**WORK ORDER**
Wherever "JSON" appears in the records below, copy the line that holds it.

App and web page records
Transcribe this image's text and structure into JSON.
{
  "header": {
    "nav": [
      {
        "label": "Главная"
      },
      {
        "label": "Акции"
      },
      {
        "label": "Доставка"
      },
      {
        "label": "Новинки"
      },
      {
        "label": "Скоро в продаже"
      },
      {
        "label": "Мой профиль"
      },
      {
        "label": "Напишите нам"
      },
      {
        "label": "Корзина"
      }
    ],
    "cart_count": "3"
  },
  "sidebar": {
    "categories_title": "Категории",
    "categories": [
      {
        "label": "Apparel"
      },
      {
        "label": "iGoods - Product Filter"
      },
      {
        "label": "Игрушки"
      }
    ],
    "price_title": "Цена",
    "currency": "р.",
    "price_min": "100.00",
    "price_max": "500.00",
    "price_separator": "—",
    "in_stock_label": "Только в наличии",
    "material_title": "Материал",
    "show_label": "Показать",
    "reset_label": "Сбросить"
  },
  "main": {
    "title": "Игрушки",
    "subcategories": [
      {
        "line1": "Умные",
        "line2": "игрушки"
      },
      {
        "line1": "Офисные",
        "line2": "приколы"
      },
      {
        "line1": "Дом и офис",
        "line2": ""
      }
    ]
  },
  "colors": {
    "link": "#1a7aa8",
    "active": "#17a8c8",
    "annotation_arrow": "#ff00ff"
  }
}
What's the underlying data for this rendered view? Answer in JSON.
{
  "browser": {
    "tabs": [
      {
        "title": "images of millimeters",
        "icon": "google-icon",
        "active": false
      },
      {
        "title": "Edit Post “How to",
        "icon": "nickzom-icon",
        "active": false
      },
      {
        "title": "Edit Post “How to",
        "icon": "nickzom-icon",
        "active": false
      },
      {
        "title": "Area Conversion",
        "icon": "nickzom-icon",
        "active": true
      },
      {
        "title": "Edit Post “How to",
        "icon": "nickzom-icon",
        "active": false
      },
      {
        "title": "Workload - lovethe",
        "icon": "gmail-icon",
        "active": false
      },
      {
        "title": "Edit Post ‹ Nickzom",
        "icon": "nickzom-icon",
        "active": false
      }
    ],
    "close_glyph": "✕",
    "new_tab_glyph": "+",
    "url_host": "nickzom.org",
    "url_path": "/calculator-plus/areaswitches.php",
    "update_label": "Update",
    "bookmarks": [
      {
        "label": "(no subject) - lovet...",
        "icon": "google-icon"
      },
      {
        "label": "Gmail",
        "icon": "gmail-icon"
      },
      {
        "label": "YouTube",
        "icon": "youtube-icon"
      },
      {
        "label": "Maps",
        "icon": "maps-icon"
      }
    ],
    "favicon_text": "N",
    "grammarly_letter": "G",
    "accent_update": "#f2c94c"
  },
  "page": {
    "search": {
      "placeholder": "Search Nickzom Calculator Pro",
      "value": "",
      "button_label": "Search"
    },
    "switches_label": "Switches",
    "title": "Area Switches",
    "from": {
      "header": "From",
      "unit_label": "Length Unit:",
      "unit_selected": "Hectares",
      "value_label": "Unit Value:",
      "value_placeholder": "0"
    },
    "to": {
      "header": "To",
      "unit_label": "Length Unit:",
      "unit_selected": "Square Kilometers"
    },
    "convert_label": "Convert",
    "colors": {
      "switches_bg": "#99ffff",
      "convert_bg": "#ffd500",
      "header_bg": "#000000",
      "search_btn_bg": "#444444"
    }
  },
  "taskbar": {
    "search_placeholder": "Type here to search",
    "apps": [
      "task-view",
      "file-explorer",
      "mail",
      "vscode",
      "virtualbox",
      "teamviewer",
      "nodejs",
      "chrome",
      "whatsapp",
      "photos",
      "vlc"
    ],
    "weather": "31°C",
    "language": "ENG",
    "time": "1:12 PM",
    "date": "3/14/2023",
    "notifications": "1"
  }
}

**ANSWER FOR THE TASK**
Transcribe this image's text and structure into JSON.
What's the underlying data for this rendered view? Answer in JSON.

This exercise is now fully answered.